Remember Porter’s, the Dupont s**thole that even off-shift dancers from Camelot stayed away from? My fondest memory of the bar was getting kicked out one Saturday night for being a destitute college grad who smuggled in my own beer. With those days long gone, both myself and the space at 19th and M have regained some dignity.
The guys behind Mighty Pint have completely revamped the location into Irish Whiskey Public House, which boasts a bar stocked with over 50 Irish whiskeys and offers a menu of contemporary Irish-American cuisine. With three levels of green plaid banquettes, protruding whiskey barrels and funky pulley-affixed light fixtures, it gives new meaning to the term “rustic chic”…if that term even exists.
While I expected nothing less than fabulousness out of the cocktails (special shout-out to the Irish Triathlon for effortlessly taking the edge off: a light Irish creme concoction accompanied by vodka and Celtic Crossing honey liqueur), the big surprise came with the bar snacks and menu items, which surpasses a lot of the “bar food” I’ve tasted in the city.

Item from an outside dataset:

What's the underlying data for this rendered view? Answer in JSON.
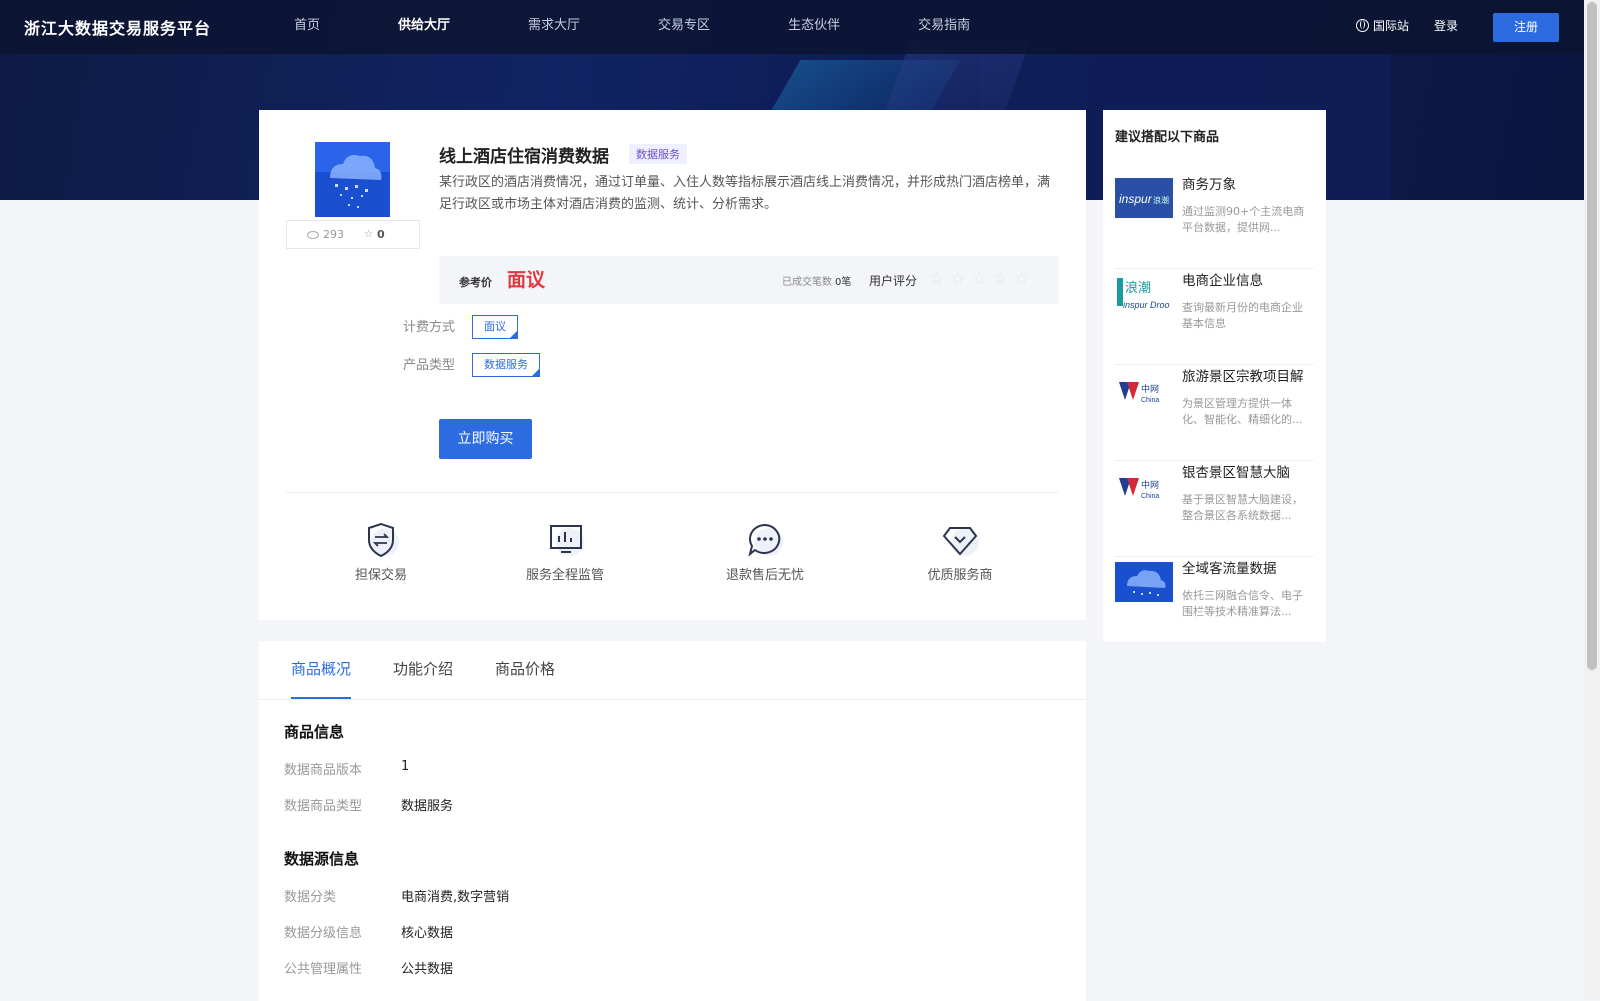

Highlights were the comforting house-made pretzel bites with a spicy mustard dipping sauce, on which I overdosed as a preemptive tactic against the whiskey-induced spike in my blood alcohol content; the pan seared filet mignon with a perfectly crisp cheddar potato cake in a silky Jameson whiskey cream sauce, which I wouldn’t mind putting on everything I eat from now on; and the large, succulent fried oysters with a delightful crunchy coating.
Even though the creepily charming fox hanging near the door may startle you upon entering, Irish Whiskey Public House has something for everyone, including a violinist playing cheery Irish folk tunes in the basement bar a couple nights a week and reasonably-priced quality whiskeys. Except for the Knappogue Castle 1951, which costs $177 a shot and would force me to return to my old ways–only this time I’d be smart enough to go with the ever inconspicuous airplane bottle.
Photo: Lisha Yates
Irish Whiskey Public House
1207 19th Street, NW
Lisha grew up in her potty-mouthed grandma’s soulful kitchen, asked for a bread-maker on her 11th birthday, loves whiskey and once ate a whole spit-roasted guinea pig in Ecuador. Lisha has been a GMF contributor since 2011, and now lives in Oakland, CA, where the intersection of food, identity, and community has sparked her interest in sustainable and equitable dining. When she’s not working as a finance professional and dance instructor, Lisha is side-hustling as a biscuit entrepreneur.